- _What to do_
Report only the number of lines in the following entries where the word "icon" occurs.
*** Opening Dataset content ***
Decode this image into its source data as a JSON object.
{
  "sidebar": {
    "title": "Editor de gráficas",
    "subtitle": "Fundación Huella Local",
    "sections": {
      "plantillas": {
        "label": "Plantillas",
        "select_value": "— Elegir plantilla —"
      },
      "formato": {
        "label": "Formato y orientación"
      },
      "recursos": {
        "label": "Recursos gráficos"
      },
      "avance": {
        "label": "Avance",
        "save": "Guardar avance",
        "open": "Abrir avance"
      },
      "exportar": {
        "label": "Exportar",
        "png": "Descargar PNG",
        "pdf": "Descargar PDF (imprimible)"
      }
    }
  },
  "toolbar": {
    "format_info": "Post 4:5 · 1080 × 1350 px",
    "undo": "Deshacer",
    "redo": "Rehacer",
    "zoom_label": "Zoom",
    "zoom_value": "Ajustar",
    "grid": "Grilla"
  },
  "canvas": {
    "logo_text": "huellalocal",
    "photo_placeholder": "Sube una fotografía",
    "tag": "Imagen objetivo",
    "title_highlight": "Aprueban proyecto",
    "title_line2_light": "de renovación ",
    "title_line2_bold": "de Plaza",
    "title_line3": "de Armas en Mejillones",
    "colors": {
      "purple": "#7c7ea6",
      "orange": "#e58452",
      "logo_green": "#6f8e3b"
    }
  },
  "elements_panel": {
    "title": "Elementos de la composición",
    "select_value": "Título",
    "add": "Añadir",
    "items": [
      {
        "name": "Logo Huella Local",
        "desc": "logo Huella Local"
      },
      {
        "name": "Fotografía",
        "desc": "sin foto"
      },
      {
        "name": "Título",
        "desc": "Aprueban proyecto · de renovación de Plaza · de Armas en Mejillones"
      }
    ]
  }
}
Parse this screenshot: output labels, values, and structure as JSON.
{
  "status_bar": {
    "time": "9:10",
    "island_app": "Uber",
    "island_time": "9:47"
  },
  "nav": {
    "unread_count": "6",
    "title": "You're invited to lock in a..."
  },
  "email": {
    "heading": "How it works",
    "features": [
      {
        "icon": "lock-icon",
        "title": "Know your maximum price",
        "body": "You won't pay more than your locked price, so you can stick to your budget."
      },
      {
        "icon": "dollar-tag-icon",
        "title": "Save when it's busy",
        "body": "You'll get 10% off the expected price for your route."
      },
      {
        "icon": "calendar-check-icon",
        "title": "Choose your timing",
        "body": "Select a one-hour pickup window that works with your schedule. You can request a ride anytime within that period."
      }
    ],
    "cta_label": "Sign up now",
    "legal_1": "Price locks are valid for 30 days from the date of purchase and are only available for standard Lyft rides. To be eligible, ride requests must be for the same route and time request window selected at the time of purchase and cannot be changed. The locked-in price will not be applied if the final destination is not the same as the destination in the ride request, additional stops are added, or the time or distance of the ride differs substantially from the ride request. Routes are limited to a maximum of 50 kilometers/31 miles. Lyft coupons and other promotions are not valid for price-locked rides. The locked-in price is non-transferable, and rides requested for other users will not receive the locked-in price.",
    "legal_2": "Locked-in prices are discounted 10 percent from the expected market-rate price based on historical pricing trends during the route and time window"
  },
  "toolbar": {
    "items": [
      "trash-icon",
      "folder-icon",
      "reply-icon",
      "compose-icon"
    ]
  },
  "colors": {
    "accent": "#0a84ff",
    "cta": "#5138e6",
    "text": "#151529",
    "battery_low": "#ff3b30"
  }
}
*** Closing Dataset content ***
- _Expected answer_
7